▶ _What you are asked to do_
When you copy the entries, omit the images and keep every word as it is.

*** Opening of Available records ***

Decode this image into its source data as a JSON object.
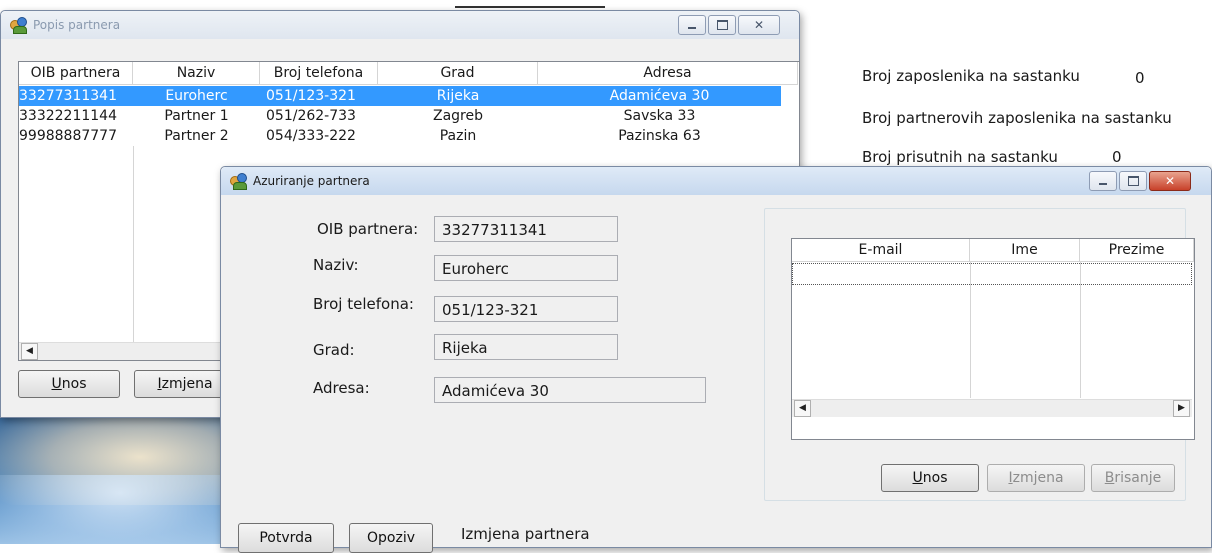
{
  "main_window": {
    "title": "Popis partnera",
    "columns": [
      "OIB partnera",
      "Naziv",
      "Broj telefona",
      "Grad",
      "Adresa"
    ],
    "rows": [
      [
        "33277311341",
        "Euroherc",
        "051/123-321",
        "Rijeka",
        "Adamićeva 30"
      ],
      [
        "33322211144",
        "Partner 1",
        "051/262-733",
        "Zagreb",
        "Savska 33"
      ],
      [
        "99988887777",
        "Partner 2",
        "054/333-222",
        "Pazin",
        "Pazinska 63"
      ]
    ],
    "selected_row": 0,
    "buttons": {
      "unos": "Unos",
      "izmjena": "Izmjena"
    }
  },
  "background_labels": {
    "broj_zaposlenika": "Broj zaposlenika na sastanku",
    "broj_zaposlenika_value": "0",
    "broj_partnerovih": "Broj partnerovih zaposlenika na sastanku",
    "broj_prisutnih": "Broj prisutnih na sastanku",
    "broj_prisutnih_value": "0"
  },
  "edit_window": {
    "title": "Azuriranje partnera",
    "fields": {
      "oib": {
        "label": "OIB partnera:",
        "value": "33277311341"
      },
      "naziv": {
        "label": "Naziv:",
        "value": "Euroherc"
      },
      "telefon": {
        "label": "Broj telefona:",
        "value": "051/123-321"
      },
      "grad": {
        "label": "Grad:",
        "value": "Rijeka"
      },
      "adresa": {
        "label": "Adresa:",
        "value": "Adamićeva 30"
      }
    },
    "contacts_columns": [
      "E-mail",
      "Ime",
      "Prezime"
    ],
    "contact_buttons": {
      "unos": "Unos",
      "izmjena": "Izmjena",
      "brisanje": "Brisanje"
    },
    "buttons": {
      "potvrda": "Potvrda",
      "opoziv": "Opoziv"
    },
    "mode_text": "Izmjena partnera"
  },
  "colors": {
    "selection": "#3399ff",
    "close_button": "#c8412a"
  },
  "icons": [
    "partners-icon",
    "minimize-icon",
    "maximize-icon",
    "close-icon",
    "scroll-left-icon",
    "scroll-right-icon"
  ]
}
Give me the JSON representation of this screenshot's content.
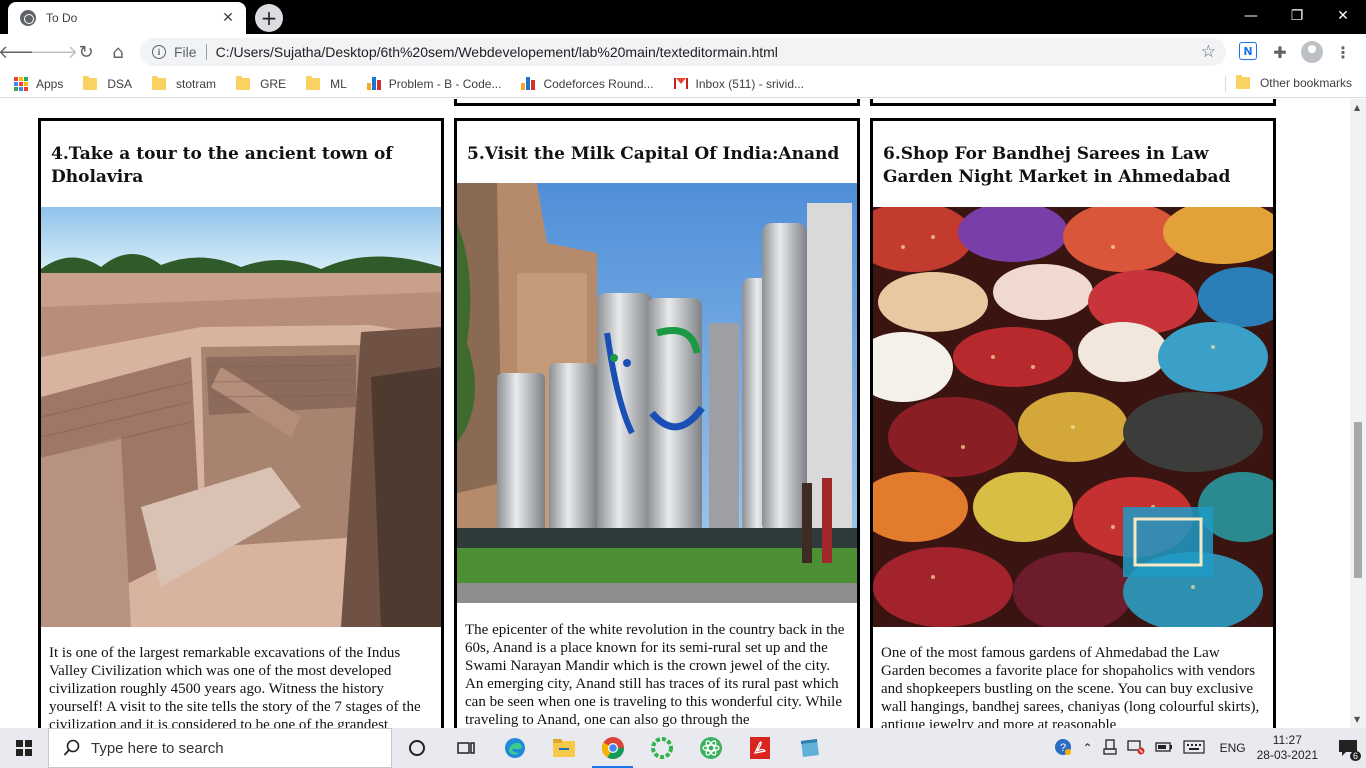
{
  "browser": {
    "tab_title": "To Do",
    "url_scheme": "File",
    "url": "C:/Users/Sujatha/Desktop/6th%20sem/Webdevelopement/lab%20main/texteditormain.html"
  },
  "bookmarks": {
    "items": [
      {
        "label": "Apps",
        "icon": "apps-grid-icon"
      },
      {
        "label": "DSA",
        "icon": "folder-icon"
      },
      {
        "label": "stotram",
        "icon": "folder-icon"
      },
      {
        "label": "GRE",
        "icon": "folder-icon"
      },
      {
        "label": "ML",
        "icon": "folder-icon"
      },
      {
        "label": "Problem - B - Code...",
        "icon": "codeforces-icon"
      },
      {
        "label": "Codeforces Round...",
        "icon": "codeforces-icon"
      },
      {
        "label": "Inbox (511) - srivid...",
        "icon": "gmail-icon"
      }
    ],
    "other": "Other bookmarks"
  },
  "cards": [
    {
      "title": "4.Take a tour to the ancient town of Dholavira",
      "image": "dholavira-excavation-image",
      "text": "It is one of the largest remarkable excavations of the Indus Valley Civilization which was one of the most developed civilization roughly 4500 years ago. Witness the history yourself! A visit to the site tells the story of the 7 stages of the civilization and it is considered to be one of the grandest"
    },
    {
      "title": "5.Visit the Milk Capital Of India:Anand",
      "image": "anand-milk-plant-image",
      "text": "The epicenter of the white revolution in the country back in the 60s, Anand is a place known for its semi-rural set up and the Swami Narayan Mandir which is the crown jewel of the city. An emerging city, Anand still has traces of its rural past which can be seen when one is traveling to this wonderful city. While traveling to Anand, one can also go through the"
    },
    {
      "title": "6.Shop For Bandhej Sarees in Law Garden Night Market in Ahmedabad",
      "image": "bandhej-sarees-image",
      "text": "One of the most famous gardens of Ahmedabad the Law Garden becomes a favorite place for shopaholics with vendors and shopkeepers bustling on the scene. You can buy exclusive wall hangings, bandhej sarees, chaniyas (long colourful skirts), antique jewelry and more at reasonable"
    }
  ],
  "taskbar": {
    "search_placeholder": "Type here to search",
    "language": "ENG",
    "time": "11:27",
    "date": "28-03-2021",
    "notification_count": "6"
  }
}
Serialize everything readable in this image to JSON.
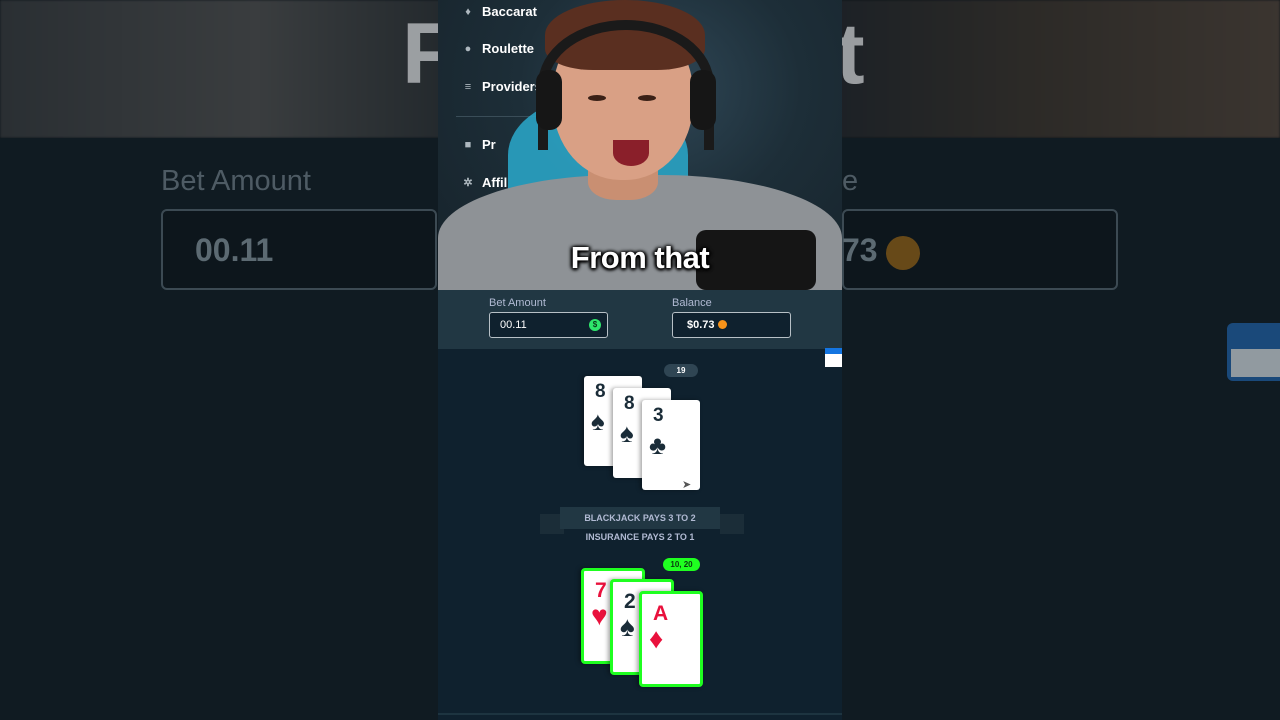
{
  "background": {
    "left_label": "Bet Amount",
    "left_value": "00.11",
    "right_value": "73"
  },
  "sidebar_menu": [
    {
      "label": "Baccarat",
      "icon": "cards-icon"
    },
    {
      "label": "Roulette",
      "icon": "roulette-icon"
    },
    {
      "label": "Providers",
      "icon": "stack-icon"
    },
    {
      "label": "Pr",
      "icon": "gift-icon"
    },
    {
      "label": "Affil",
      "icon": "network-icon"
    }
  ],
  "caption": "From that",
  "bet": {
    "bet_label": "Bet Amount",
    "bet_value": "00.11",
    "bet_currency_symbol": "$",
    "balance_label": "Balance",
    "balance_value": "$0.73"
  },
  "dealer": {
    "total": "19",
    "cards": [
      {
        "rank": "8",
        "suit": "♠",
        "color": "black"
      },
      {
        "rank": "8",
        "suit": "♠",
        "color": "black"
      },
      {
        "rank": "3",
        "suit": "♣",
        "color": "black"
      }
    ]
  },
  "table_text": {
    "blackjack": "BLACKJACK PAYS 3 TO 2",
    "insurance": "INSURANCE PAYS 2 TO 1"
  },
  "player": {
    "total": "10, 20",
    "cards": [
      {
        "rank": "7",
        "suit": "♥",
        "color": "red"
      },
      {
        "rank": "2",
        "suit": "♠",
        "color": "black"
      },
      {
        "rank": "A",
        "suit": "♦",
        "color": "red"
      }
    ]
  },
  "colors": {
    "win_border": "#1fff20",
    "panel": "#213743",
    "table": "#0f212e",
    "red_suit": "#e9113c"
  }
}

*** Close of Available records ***

▶ _Response to this exercise_
Decode this image into its source data as a JSON object.
{
  "main_window": {
    "title": "Popis partnera",
    "columns": [
      "OIB partnera",
      "Naziv",
      "Broj telefona",
      "Grad",
      "Adresa"
    ],
    "rows": [
      [
        "33277311341",
        "Euroherc",
        "051/123-321",
        "Rijeka",
        "Adamićeva 30"
      ],
      [
        "33322211144",
        "Partner 1",
        "051/262-733",
        "Zagreb",
        "Savska 33"
      ],
      [
        "99988887777",
        "Partner 2",
        "054/333-222",
        "Pazin",
        "Pazinska 63"
      ]
    ],
    "selected_row": 0,
    "buttons": {
      "unos": "Unos",
      "izmjena": "Izmjena"
    }
  },
  "background_labels": {
    "broj_zaposlenika": "Broj zaposlenika na sastanku",
    "broj_zaposlenika_value": "0",
    "broj_partnerovih": "Broj partnerovih zaposlenika na sastanku",
    "broj_prisutnih": "Broj prisutnih na sastanku",
    "broj_prisutnih_value": "0"
  },
  "edit_window": {
    "title": "Azuriranje partnera",
    "fields": {
      "oib": {
        "label": "OIB partnera:",
        "value": "33277311341"
      },
      "naziv": {
        "label": "Naziv:",
        "value": "Euroherc"
      },
      "telefon": {
        "label": "Broj telefona:",
        "value": "051/123-321"
      },
      "grad": {
        "label": "Grad:",
        "value": "Rijeka"
      },
      "adresa": {
        "label": "Adresa:",
        "value": "Adamićeva 30"
      }
    },
    "contacts_columns": [
      "E-mail",
      "Ime",
      "Prezime"
    ],
    "contact_buttons": {
      "unos": "Unos",
      "izmjena": "Izmjena",
      "brisanje": "Brisanje"
    },
    "buttons": {
      "potvrda": "Potvrda",
      "opoziv": "Opoziv"
    },
    "mode_text": "Izmjena partnera"
  },
  "colors": {
    "selection": "#3399ff",
    "close_button": "#c8412a"
  },
  "icons": [
    "partners-icon",
    "minimize-icon",
    "maximize-icon",
    "close-icon",
    "scroll-left-icon",
    "scroll-right-icon"
  ]
}
Give me the JSON representation of this screenshot's content.
{
  "browser": {
    "tab_title": "To Do",
    "url_scheme": "File",
    "url": "C:/Users/Sujatha/Desktop/6th%20sem/Webdevelopement/lab%20main/texteditormain.html"
  },
  "bookmarks": {
    "items": [
      {
        "label": "Apps",
        "icon": "apps-grid-icon"
      },
      {
        "label": "DSA",
        "icon": "folder-icon"
      },
      {
        "label": "stotram",
        "icon": "folder-icon"
      },
      {
        "label": "GRE",
        "icon": "folder-icon"
      },
      {
        "label": "ML",
        "icon": "folder-icon"
      },
      {
        "label": "Problem - B - Code...",
        "icon": "codeforces-icon"
      },
      {
        "label": "Codeforces Round...",
        "icon": "codeforces-icon"
      },
      {
        "label": "Inbox (511) - srivid...",
        "icon": "gmail-icon"
      }
    ],
    "other": "Other bookmarks"
  },
  "cards": [
    {
      "title": "4.Take a tour to the ancient town of Dholavira",
      "image": "dholavira-excavation-image",
      "text": "It is one of the largest remarkable excavations of the Indus Valley Civilization which was one of the most developed civilization roughly 4500 years ago. Witness the history yourself! A visit to the site tells the story of the 7 stages of the civilization and it is considered to be one of the grandest"
    },
    {
      "title": "5.Visit the Milk Capital Of India:Anand",
      "image": "anand-milk-plant-image",
      "text": "The epicenter of the white revolution in the country back in the 60s, Anand is a place known for its semi-rural set up and the Swami Narayan Mandir which is the crown jewel of the city. An emerging city, Anand still has traces of its rural past which can be seen when one is traveling to this wonderful city. While traveling to Anand, one can also go through the"
    },
    {
      "title": "6.Shop For Bandhej Sarees in Law Garden Night Market in Ahmedabad",
      "image": "bandhej-sarees-image",
      "text": "One of the most famous gardens of Ahmedabad the Law Garden becomes a favorite place for shopaholics with vendors and shopkeepers bustling on the scene. You can buy exclusive wall hangings, bandhej sarees, chaniyas (long colourful skirts), antique jewelry and more at reasonable"
    }
  ],
  "taskbar": {
    "search_placeholder": "Type here to search",
    "language": "ENG",
    "time": "11:27",
    "date": "28-03-2021",
    "notification_count": "6"
  }
}
Serialize everything readable in this image to JSON.
{
  "background": {
    "left_label": "Bet Amount",
    "left_value": "00.11",
    "right_value": "73"
  },
  "sidebar_menu": [
    {
      "label": "Baccarat",
      "icon": "cards-icon"
    },
    {
      "label": "Roulette",
      "icon": "roulette-icon"
    },
    {
      "label": "Providers",
      "icon": "stack-icon"
    },
    {
      "label": "Pr",
      "icon": "gift-icon"
    },
    {
      "label": "Affil",
      "icon": "network-icon"
    }
  ],
  "caption": "From that",
  "bet": {
    "bet_label": "Bet Amount",
    "bet_value": "00.11",
    "bet_currency_symbol": "$",
    "balance_label": "Balance",
    "balance_value": "$0.73"
  },
  "dealer": {
    "total": "19",
    "cards": [
      {
        "rank": "8",
        "suit": "♠",
        "color": "black"
      },
      {
        "rank": "8",
        "suit": "♠",
        "color": "black"
      },
      {
        "rank": "3",
        "suit": "♣",
        "color": "black"
      }
    ]
  },
  "table_text": {
    "blackjack": "BLACKJACK PAYS 3 TO 2",
    "insurance": "INSURANCE PAYS 2 TO 1"
  },
  "player": {
    "total": "10, 20",
    "cards": [
      {
        "rank": "7",
        "suit": "♥",
        "color": "red"
      },
      {
        "rank": "2",
        "suit": "♠",
        "color": "black"
      },
      {
        "rank": "A",
        "suit": "♦",
        "color": "red"
      }
    ]
  },
  "colors": {
    "win_border": "#1fff20",
    "panel": "#213743",
    "table": "#0f212e",
    "red_suit": "#e9113c"
  }
}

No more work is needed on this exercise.